I, like many pagans, was raised Protestant. We were Baptist-like Christians and I was “saved” a couple of times when the pastor asked people to take Jesus into our hearts.
My Dad was a Catholic before he married my Mom, and that affected things a bit. He once took me to Mass, where I spent the entire time playing Eenie Meenie Miney Mo about whether I wanted the man who looked like my Dad sitting behind me or my Dad to be my Dad. I ended up on the other guy, but cheated so I could keep my own Dad. That’s my first church memory. Give me a break, I was four.
Around the same time, I had a poster of two cats on my bedroom door. I saw one of the cats move one morning. No one ever believed me, but looking back, I think that was Freyja making her first check in on me.
I wasn’t ever baptized, because we were from the kind of Christianity that has baptisms much later. Church was weird for me. I really enjoyed participaing in the Christmas pageants. One year, I got to be a lead mouse in A Churchmouse Christmas, and I had a major fever that day, and I performed it anyway. My Mom always said that I still performed with more energy than any of the other kids. Who knows whether that’s true or if it’s just her being a mom, but nevertheless, it shows how I’ve always loved performing. I liked singing the hymns. And every Wednesday we went to Church and memorized Bible verses and played relay races and did little workbooks.
I got in trouble once because they gave us a picture of people eating a picnic on a picnic table near a trash can and told us to circle the things in the picture that God made. So I circled the entire picture. People told me that was the wrong answer because God just made the people and the squirrels and the trees. The people made everything else. I said, “Yeah, but if God made people, then didn’t He also put those ideas in our brains?”
I didn’t much like our Church. Everyone was much, much poorer or much, much older than we were, and so I felt like I didn’t fit in. All of my friends were Catholic, and I didn’t understand why I didn’t get to have a First Communion, too.
Then we moved to Alabama, and everything changed around. Everyone was a Southern Baptist, and everyone thought it was their business where I went to church. But I didn’t–my parents never got around to finding one in Alabama. I actually lost friends because I didn’t go to church. People actually thought that other Christians went to Hell for being Methodist instead of Baptist. It all rubbed me the wrong way.
I started wondering about sin, too. It never made sense to me. I decided at some point, I think during high school, that sin was the choice to be unhappy. That what God really wanted was for people to live as happy of a life as possible given their circumstances, and the people who went around being unhappy all the time were the ones who went to Hell, not the people who believed different, or lived in Africa and had never heard of Jesus.
I suppose all that probably lead me straight to Freyja’s mysteries.
For college, I moved to the New York State, which, as I mentioned before, is the most amazing place. The Hudson Valley is simply the most beautiful and magical place I have ever lived. My sophomore year I was perusing the internet and found a website on Wicca and it very much piqued my interest.
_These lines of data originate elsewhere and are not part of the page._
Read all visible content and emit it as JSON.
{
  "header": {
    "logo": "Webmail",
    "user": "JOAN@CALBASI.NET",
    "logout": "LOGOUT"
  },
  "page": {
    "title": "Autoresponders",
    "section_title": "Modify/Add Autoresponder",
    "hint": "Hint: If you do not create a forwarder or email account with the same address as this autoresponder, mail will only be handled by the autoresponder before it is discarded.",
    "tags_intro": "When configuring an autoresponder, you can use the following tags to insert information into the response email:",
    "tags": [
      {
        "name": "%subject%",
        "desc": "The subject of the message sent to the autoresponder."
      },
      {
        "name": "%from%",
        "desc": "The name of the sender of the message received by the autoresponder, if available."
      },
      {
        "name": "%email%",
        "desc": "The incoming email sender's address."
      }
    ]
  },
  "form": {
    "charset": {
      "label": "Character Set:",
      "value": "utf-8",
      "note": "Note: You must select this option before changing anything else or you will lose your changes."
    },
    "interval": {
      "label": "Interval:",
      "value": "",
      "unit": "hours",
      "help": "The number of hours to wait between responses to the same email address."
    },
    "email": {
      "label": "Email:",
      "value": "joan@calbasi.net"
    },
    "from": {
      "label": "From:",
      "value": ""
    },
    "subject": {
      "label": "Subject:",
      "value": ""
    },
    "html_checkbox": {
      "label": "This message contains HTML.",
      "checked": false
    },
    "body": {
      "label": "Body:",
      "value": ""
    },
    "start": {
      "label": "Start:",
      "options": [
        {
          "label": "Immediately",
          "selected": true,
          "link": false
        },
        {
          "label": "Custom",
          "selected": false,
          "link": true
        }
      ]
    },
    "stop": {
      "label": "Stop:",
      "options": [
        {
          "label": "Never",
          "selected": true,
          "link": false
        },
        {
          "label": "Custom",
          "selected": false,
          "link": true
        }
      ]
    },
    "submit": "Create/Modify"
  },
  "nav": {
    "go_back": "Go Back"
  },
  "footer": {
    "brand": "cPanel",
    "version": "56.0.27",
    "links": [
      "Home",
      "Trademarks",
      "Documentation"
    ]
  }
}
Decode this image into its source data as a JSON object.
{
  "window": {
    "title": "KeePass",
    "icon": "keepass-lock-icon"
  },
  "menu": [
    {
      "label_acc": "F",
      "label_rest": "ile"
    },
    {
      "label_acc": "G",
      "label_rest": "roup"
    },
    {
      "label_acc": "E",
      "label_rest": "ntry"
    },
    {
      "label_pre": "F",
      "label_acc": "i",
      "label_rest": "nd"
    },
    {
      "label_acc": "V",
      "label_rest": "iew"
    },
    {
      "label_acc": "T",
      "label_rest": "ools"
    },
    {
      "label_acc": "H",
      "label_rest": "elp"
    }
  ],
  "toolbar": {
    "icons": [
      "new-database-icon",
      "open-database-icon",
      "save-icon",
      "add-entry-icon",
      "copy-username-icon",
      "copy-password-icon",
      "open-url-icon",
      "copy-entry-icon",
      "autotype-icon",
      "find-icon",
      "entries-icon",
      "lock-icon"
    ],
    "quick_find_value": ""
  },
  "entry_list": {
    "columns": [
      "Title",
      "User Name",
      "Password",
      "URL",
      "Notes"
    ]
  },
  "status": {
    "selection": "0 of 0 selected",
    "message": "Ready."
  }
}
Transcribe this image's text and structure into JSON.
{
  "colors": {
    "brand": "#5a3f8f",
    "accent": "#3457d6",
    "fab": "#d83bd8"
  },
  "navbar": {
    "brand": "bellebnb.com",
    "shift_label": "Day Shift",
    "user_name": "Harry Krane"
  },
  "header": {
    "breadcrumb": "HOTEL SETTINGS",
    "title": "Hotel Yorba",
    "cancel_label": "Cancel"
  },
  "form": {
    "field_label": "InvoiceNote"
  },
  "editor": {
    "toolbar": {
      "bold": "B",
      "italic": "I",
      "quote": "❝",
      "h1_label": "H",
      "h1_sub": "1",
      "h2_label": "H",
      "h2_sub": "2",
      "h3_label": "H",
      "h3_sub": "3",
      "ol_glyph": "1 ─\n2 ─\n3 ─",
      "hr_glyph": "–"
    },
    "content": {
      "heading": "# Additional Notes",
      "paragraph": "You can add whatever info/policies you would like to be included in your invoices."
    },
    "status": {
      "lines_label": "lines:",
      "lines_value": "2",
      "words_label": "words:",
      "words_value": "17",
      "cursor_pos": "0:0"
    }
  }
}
I sort of dropped a hint about being a pagan to my sister and Gent and they were unresponsive, so I forgot about it for a while. But one day I was curious again, so I started reading about it, and I decided that I was going to try. Gent wasn’t necessarily so supportive at first, even telling me I should try Buddhism instead because it’s more peaceful. But I made it my mission to educate him, and I did. By the second day, he was somewhat warmed up to the idea.
A few days into my exploration, I was laying in my bed, and I had a distinct feeling of an energetic snake leaving my solar plexus and exiting my body through my head. At that moment, I knew I would never be a Christian again because the snake of original sin had left me.
Since then, I’ve moved around in paganism a couple times, but I’m here to stay. Freyja is always there for me when I need her. The philosophy of paganism makes so much more sense to me–the world is complex, so why shouldn’t the divine be as well? For me, paganism solves all of the religious problems that Christianity presents–the idea of forcing everyone in the world to be the same as you, the problem of evil, the guilt-ridden lifestyle. I am happy as a pagan and telling my problems to the moon or the plants or the Goddess or even my sexuality and knowing that I am being heard instead of telling a metaphorical being outside of the entire universe. I love that I can explore science, which has always been a subject of great interest to me, without feeling like I’m cheating on my religion. I love being encouraged to form my own ideas and theories about my gods without being a heretic.
I love going to the park and sitting or singing. I love that Freyja teaches me what I had always thought as a child–the point of life is to be filled with joy whenever you can. I had depression problems before her, but she taught me to get myself out of the hole of self-hatred instead of wallowing in it. Freyja shows me the beauty and the joy in life, and paganism allows me to explore.